In a continent on the edge of war, two witches hold its fate in their hands.
Young witches Safiya and Iseult have a habit of finding trouble. After clashing with a powerful Guildmaster and his ruthless Bloodwitch bodyguard, the friends are forced to flee their home.
Safi must avoid capture at all costs as she’s a rare Truthwitch, able to discern truth from lies. Many would kill for her magic, so Safi must keep it hidden – lest she be used in the struggle between empires. And Iseult’s true powers are hidden even from herself.
In a chance encounter at Court, Safi meets Prince Merik and makes him a reluctant ally. However, his help may not slow down the Bloodwitch now hot on the girls’ heels. All Safi and Iseult want is their freedom, but danger lies ahead. With war coming, treaties breaking and a magical contagion sweeping the land, the friends will have to fight emperors and mercenaries alike. For some will stop at nothing to get their hands on a Truthwitch.

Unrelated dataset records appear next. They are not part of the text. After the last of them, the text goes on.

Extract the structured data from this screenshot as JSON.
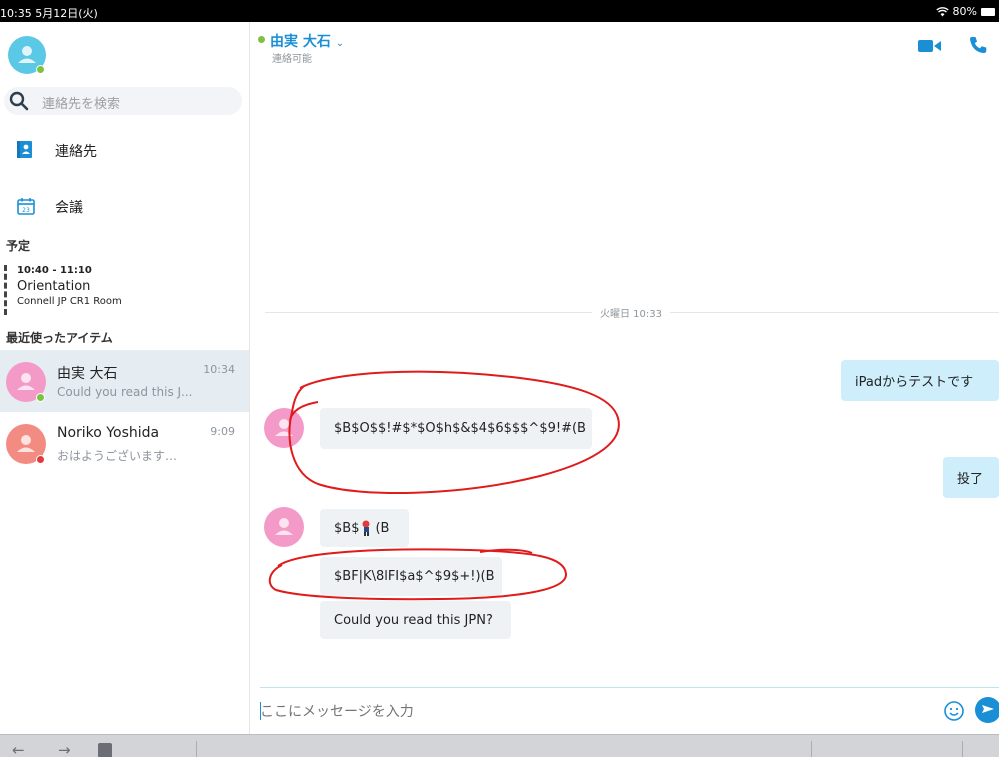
{
  "status_bar": {
    "time": "10:35  5月12日(火)",
    "battery": "80%"
  },
  "sidebar": {
    "search_placeholder": "連絡先を検索",
    "nav": [
      {
        "label": "連絡先",
        "icon": "contacts-book-icon"
      },
      {
        "label": "会議",
        "icon": "calendar-icon"
      }
    ],
    "schedule_heading": "予定",
    "schedule": {
      "time": "10:40 - 11:10",
      "title": "Orientation",
      "room": "Connell JP CR1 Room"
    },
    "recent_heading": "最近使ったアイテム",
    "conversations": [
      {
        "name": "由実  大石",
        "preview": "Could you read this J...",
        "time": "10:34",
        "presence": "online",
        "active": true,
        "avatar_color": "#f49ac8"
      },
      {
        "name": "Noriko Yoshida",
        "preview": "おはようございます…",
        "time": "9:09",
        "presence": "busy",
        "active": false,
        "avatar_color": "#f28b82"
      }
    ]
  },
  "chat": {
    "contact_name": "由実  大石",
    "contact_status": "連絡可能",
    "date_divider": "火曜日 10:33",
    "messages": [
      {
        "direction": "out",
        "text": "iPadからテストです"
      },
      {
        "direction": "in",
        "text": "$B$O$$!#$*$O$h$&$4$6$$$^$9!#(B"
      },
      {
        "direction": "out",
        "text": "投了"
      },
      {
        "direction": "in",
        "text": "$B$",
        "suffix": "(B"
      },
      {
        "direction": "in",
        "text": "$BF|K\\8lFI$a$^$9$+!)(B"
      },
      {
        "direction": "in",
        "text": "Could you read this JPN?"
      }
    ],
    "composer_placeholder": "ここにメッセージを入力"
  },
  "colors": {
    "accent": "#1a8fd6",
    "online": "#7cc142",
    "busy": "#e23a3a",
    "annotation": "#e01b1b"
  }
}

Truthwitch is such a refreshing read in the YA Fantasy genre. There are a ton of different novels written about witches, but this felt completely original. A witch whose only power is to discern truth from lie. A witch who can smell the blood of a person- specifically what that blood represents. A witch who can see the colorful life threads around her.
The story revolves around a friendship between Safiya and Iseult. I think it’s important to emphasize that because you have a lot of novels that would use a F/M love relationship to drive the plot, but Dennard doesn’t do this. This friendship is everything to these two girls and they would do anything to save the other. And you see this constantly happening throughout the book.
There is also the theme of personal growth and the realization that selfishness can cause a lot more harm than people realize. At the start, Safi is quite a selfish character, only thinking about herself, and Iseult. She doesn’t think about how her actions impact the lives around her- her uncle’s, her teachers, etc. And because of this thought process, Safi and Iseult are launched down a path they never would’ve chosen given the choice.
Merik is a great character and doesn’t put up with Safi’s crap. ❤ Character development over the course of the book is steady and marks the important decisions each character is faced with.
I do think Dennard’s world building could’ve been better. If it weren’t for the map in the front of the book I wouldn’t have understood where all these countries were located in respect to each other. She does give great attention to clothing detail.
Also, I wish there was an index so that I could have the proper pronunciations of the different words Dennard uses, as well as, the definition of them because while in the real world they mean one thing, in this fictitious world they mean something else entirely. But these few items don’t take away from the the story.
Rating: 5 out of 5